→ MATERIAL FOR THIS EXERCISE
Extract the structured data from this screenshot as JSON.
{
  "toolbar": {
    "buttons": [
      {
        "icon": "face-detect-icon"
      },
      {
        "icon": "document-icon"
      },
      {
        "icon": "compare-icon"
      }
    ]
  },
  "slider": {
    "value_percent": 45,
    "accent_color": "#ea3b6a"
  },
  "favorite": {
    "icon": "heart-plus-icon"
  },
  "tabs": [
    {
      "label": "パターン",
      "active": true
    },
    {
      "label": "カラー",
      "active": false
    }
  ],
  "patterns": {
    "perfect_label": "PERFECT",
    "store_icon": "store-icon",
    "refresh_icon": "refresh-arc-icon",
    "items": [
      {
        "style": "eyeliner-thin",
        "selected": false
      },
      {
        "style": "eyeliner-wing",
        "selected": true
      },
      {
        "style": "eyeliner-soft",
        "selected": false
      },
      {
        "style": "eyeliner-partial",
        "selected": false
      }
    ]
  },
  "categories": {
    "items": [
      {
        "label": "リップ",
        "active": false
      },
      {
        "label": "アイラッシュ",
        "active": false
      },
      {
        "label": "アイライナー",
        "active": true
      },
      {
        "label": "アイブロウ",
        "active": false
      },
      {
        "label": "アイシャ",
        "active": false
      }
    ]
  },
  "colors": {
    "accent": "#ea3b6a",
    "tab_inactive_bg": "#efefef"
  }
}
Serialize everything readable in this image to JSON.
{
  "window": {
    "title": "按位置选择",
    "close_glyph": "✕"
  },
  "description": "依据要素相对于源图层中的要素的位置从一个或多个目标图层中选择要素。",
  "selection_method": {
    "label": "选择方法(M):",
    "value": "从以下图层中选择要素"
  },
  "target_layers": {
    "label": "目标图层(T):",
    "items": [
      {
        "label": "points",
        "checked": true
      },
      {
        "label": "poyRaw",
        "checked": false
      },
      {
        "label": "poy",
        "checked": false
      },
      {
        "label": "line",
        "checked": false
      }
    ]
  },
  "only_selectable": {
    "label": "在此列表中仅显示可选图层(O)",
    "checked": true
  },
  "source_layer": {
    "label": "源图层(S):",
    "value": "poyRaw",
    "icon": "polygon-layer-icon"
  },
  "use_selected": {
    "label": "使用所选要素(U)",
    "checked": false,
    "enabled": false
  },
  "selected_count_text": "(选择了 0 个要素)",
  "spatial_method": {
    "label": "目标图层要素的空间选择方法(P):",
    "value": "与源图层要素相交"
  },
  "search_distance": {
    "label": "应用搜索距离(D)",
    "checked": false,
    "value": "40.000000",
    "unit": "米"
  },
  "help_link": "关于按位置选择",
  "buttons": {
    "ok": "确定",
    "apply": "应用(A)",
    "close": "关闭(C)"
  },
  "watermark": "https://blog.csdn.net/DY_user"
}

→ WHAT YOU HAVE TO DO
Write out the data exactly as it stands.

→ ANSWER TO THE EXERCISE
Extract the structured data from this screenshot as JSON.
{
  "toolbar": {
    "buttons": [
      {
        "icon": "face-detect-icon"
      },
      {
        "icon": "document-icon"
      },
      {
        "icon": "compare-icon"
      }
    ]
  },
  "slider": {
    "value_percent": 45,
    "accent_color": "#ea3b6a"
  },
  "favorite": {
    "icon": "heart-plus-icon"
  },
  "tabs": [
    {
      "label": "パターン",
      "active": true
    },
    {
      "label": "カラー",
      "active": false
    }
  ],
  "patterns": {
    "perfect_label": "PERFECT",
    "store_icon": "store-icon",
    "refresh_icon": "refresh-arc-icon",
    "items": [
      {
        "style": "eyeliner-thin",
        "selected": false
      },
      {
        "style": "eyeliner-wing",
        "selected": true
      },
      {
        "style": "eyeliner-soft",
        "selected": false
      },
      {
        "style": "eyeliner-partial",
        "selected": false
      }
    ]
  },
  "categories": {
    "items": [
      {
        "label": "リップ",
        "active": false
      },
      {
        "label": "アイラッシュ",
        "active": false
      },
      {
        "label": "アイライナー",
        "active": true
      },
      {
        "label": "アイブロウ",
        "active": false
      },
      {
        "label": "アイシャ",
        "active": false
      }
    ]
  },
  "colors": {
    "accent": "#ea3b6a",
    "tab_inactive_bg": "#efefef"
  }
}
Serialize everything readable in this image to JSON.
{
  "window": {
    "title": "按位置选择",
    "close_glyph": "✕"
  },
  "description": "依据要素相对于源图层中的要素的位置从一个或多个目标图层中选择要素。",
  "selection_method": {
    "label": "选择方法(M):",
    "value": "从以下图层中选择要素"
  },
  "target_layers": {
    "label": "目标图层(T):",
    "items": [
      {
        "label": "points",
        "checked": true
      },
      {
        "label": "poyRaw",
        "checked": false
      },
      {
        "label": "poy",
        "checked": false
      },
      {
        "label": "line",
        "checked": false
      }
    ]
  },
  "only_selectable": {
    "label": "在此列表中仅显示可选图层(O)",
    "checked": true
  },
  "source_layer": {
    "label": "源图层(S):",
    "value": "poyRaw",
    "icon": "polygon-layer-icon"
  },
  "use_selected": {
    "label": "使用所选要素(U)",
    "checked": false,
    "enabled": false
  },
  "selected_count_text": "(选择了 0 个要素)",
  "spatial_method": {
    "label": "目标图层要素的空间选择方法(P):",
    "value": "与源图层要素相交"
  },
  "search_distance": {
    "label": "应用搜索距离(D)",
    "checked": false,
    "value": "40.000000",
    "unit": "米"
  },
  "help_link": "关于按位置选择",
  "buttons": {
    "ok": "确定",
    "apply": "应用(A)",
    "close": "关闭(C)"
  },
  "watermark": "https://blog.csdn.net/DY_user"
}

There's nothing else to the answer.